In addition to looking at raw yields, the University of Michigan scientists also examined the common concern that there aren't enough available sources of non-synthetic nitrogen-compost, manure, and plant residues-in the world to support large-scale organic farming. For instance, in his book Enriching the Earth: Fritz Haber, Carl Bosch, and the Transformation of World Food Production, Vaclav Smil argues that roughly two-thirds of the world's food harvest depends on the Haber-Bosch process, the technique developed in the early 20th century to synthesize ammonia fertilizer from fossil fuels. (Smil admits that he largely ignored the contribution of nitrogen-fixing crops and assumed that some of them, like soybeans, are net users of nitrogen, although he himself points out that on average half of all the fertilizer applied globally is wasted and not taken up by plants.) Most critics of organic farming as a means to feed the world focus on how much manure-and how much related pastureland and how many head of livestock-would be needed to fertilize the world's organic farms. "The issue of nitrogen is different in different regions," says Don Lotter, an agricultural consultant who has published widely on organic farming and nutrient requirements. "But lots more nitrogen comes in as green manure than animal manure."

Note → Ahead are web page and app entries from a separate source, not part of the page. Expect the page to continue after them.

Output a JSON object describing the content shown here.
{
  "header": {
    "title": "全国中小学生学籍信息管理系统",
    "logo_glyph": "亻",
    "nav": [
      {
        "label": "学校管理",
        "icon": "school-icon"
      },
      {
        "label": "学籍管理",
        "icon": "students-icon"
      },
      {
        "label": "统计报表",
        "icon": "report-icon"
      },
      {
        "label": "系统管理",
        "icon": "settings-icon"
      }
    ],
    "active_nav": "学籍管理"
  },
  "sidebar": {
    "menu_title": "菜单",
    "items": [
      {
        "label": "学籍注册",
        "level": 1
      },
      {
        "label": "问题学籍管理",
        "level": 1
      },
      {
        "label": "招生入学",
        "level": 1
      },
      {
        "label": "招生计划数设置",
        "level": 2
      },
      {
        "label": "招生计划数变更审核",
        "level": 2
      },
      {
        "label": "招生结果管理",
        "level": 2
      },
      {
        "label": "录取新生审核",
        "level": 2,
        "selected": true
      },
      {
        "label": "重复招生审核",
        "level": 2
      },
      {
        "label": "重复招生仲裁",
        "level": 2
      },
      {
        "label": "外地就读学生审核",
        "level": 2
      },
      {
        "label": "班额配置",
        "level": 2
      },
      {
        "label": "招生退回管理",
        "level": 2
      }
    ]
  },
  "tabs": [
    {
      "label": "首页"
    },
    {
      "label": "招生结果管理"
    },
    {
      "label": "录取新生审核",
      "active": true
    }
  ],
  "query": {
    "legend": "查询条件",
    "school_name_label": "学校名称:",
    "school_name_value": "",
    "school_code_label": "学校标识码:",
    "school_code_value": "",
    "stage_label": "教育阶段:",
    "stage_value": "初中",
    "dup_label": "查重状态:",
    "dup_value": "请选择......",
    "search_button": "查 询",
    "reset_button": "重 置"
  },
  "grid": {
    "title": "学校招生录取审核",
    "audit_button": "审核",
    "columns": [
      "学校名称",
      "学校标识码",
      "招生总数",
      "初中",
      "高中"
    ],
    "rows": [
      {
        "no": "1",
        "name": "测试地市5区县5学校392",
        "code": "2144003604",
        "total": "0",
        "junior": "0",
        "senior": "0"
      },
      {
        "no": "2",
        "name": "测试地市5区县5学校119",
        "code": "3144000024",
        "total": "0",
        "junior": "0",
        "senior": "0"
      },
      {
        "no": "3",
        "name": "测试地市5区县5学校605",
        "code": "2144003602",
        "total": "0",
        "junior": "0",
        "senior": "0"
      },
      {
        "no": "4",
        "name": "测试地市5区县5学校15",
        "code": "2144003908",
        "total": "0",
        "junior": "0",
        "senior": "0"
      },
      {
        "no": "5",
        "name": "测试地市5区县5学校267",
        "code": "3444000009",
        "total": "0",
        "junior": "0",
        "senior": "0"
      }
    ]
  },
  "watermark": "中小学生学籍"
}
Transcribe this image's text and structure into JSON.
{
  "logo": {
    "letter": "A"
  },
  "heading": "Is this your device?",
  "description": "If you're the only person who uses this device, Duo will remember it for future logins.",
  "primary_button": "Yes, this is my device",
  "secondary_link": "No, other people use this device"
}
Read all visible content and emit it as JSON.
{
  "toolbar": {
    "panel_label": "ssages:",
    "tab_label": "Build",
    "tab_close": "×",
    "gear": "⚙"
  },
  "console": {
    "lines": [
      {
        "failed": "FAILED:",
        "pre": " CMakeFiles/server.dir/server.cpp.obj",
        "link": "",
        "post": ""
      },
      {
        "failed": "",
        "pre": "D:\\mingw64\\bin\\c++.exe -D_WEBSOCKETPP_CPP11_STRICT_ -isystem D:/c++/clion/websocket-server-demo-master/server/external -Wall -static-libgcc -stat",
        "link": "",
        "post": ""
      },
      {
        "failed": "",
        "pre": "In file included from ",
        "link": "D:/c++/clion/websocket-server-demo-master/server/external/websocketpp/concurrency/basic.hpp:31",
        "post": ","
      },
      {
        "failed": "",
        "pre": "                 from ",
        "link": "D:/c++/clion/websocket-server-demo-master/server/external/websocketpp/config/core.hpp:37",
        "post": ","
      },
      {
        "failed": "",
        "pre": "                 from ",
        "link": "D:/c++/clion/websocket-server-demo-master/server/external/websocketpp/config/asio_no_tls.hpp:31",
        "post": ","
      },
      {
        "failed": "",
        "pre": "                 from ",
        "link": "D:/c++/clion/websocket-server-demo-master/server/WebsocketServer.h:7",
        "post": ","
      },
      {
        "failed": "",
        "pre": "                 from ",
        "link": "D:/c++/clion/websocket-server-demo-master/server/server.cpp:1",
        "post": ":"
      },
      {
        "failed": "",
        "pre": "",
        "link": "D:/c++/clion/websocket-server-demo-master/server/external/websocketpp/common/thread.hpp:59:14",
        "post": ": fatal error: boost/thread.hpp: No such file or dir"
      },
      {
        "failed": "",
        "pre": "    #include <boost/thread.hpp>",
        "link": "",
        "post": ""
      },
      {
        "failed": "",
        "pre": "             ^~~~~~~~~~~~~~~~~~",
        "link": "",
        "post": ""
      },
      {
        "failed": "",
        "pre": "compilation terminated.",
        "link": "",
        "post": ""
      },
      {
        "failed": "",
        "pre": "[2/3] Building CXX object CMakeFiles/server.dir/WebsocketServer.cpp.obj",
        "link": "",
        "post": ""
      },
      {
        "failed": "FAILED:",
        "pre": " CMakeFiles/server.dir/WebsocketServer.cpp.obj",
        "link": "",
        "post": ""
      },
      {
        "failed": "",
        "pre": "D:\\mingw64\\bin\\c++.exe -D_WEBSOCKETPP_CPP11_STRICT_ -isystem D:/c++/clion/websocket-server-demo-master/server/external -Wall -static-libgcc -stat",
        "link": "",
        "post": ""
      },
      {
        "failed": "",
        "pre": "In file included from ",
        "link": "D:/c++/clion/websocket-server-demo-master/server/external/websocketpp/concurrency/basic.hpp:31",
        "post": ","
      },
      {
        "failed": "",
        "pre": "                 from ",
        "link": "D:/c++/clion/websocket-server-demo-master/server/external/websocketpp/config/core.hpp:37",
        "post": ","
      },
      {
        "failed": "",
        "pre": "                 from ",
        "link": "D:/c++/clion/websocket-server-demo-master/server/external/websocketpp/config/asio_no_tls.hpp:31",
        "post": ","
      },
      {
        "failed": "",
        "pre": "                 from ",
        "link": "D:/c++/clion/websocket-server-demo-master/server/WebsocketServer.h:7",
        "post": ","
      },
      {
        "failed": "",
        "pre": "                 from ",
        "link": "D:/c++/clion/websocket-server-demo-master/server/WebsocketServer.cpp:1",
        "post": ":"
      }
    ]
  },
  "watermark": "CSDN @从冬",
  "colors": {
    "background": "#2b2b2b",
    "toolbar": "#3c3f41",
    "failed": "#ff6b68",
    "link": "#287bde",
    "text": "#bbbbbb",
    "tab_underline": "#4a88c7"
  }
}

Looking at 77 studies from the temperate areas and tropics, the Michigan team found that greater use of nitrogen-fixing crops in the world's major agricultural regions could result in 58 million metric tons more nitrogen than the amount of synthetic nitrogen currently used every year. Research at the Rodale Institute in Pennsylvania showed that red clover used as a winter cover in an oat/wheat-corn-soy rotation, with no additional fertilizer inputs, achieved yields comparable to those in conventional control fields. Even in arid and semi-arid tropical regions like East Africa, where water availability is limited between periods of crop production, drought-resistant green manures such as pigeon peas or groundnuts could be used to fix nitrogen. In Washington state, organic wheat growers have matched their non-organic neighbor's wheat yields using the same field pea rotation for nitrogen. In Kenya, farmers using leguminous tree crops have doubled or tripled corn yields as well as suppressing certain stubborn weeds and generating additional animal fodder.
The Michigan results imply that no additional land area is required to obtain enough biologically available nitrogen, even without including the potential for intercropping (several crops grown in the same field at the same time), rotation of livestock with annual crops, and inoculation of soil with Azobacter, Azospirillum, and other free-living nitrogen-fixing bacteria.